Game is showing up on a lot of menus around town these days and Chef Jason Gethin from Union Kitchen & Tap always has a nice selection on his menu. I sat down with him recently to learn more about game from a chef’s perspective.
Lick the Plate: What were some of your first experiences working with game in a kitchen?
Jason Gethin: Throughout my career I have worked in many restaurants that have incorporated wild game meats, mainly the mainstays of duck or the occasional bison while living in the Midwest. But it was not until I moved to Louisiana that the places I worked began to experiment more with this type of cuisine. In Louisiana people grew up in areas dependent on turtle, gator, rabbit and boar for hunting. Many chefs in the area learned from their parents the proper way to cook game meats so they became common on many menus.
LTP: Besides duck, which has become a mainstay of fine dining menus, what game selections are becoming more prevalent these days?
JG: With customers becoming more adventurous, and the ability to farm raise wild game, you are seeing a shift in menus to incorporate various items that include game meat. The area you live many times will dictate what is served. In Texas the area is filled with rattlesnake, wild boar and venison. In Colorado and areas more mountainous areas there tends to be an emphasis on elk, bison and just maybe the occasional bear on menus. But also I am seeing quail and rabbit making more of a surge on menus today.
LTP: My experience with game is that a simple preparation is usually best to let the flavors come out and that because of the lean nature of game, cooking it above medium rare can dry it out.

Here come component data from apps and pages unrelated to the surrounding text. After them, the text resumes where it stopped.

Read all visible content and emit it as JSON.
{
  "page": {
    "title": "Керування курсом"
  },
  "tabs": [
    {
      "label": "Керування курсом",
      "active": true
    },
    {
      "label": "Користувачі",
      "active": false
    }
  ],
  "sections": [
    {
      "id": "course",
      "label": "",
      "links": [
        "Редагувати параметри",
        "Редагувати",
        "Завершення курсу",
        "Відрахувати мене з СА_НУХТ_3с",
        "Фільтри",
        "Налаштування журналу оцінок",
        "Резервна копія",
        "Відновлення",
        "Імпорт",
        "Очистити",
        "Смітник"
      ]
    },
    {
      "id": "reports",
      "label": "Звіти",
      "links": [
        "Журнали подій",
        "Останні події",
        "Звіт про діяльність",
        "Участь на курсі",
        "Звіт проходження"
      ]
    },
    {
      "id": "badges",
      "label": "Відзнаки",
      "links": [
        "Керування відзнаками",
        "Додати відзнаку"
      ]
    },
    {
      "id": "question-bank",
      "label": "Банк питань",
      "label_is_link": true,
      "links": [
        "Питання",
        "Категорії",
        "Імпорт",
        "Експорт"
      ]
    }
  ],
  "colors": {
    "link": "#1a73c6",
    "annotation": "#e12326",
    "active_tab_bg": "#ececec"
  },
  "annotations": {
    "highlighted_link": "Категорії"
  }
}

Thoughts on this?
JG: Yes that is very true, like most things the simpler the preparation the better. When you decide that you are going to use game meat, you are using it for its uniqueness. Heavy sauces, complicated spice mixtures or over the top presentations would just mask the gaminess of the meat and put more focus on what is around on the plate rather than the protein that should be the star of the show.

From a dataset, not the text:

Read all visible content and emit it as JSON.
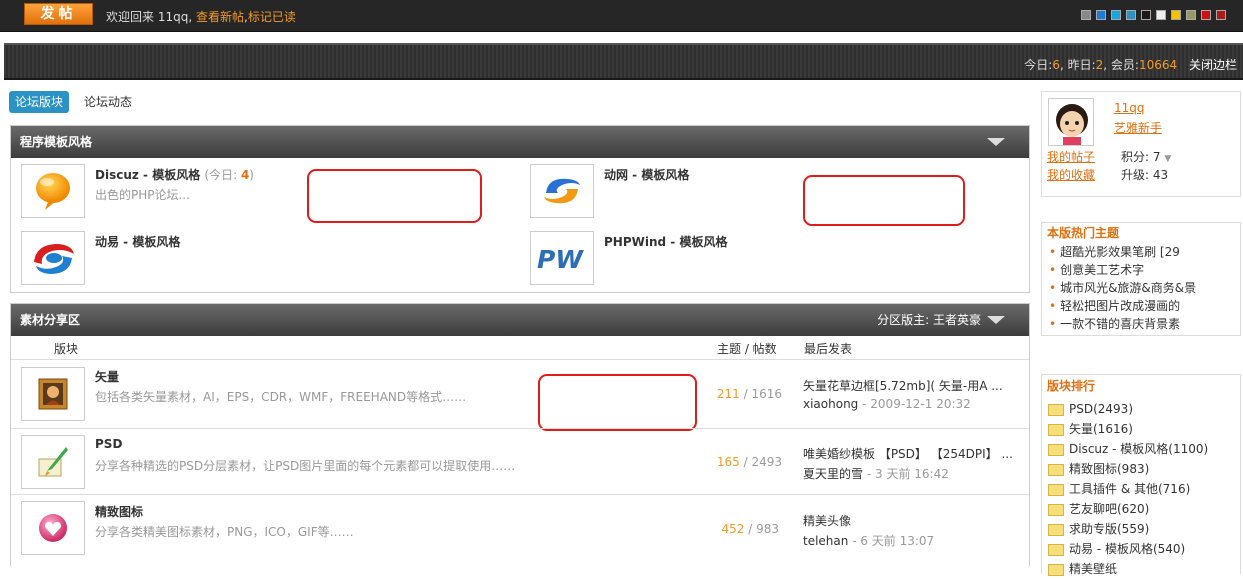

Bison, like many other proteins in this category, tend to be very lean. Without the necessary fat, the meat will dry out and become shoe leather. So my recommendation is if you don’t tend to eat a steak medium rare or lower, trying game meats may not be up your alley. When someone orders Bison Burger medium well, I count the minutes before it comes back and I hear about a guest complaint that the product was for dried out.
LTP: Union Kitchen & Tap always has a selection of game on the menu, what are your current offerings?
JG: Like many restaurants around town we always have duck on the menu in one form or another, right now we serve it for brunch as a duck confit hash and at dinner with parsnip puree and wilted watercress. Besides the duck we carry a bison burger for lunch with caramelized onions and roasted garlic aioli. On the dinner menu we serve venison sliders with onion jam and tellagio cheese. Wild boar osso bucco over Anson Mills grits is on the dinner menu also. And remember always check on the weekends as many of our specials involve game meats in some fashion.
I’ve tried all the game dishes at Union and they are worth checking out. And I will reiterate what Chef Gethin said about not ordering it above medium rare, you will be disappointed unless you like dry meat. Check Union out at localunion101.com and Tip-Top Meats in Carlsbad is a good source for game to cook at home. Visit tiptopmeats.com for more information.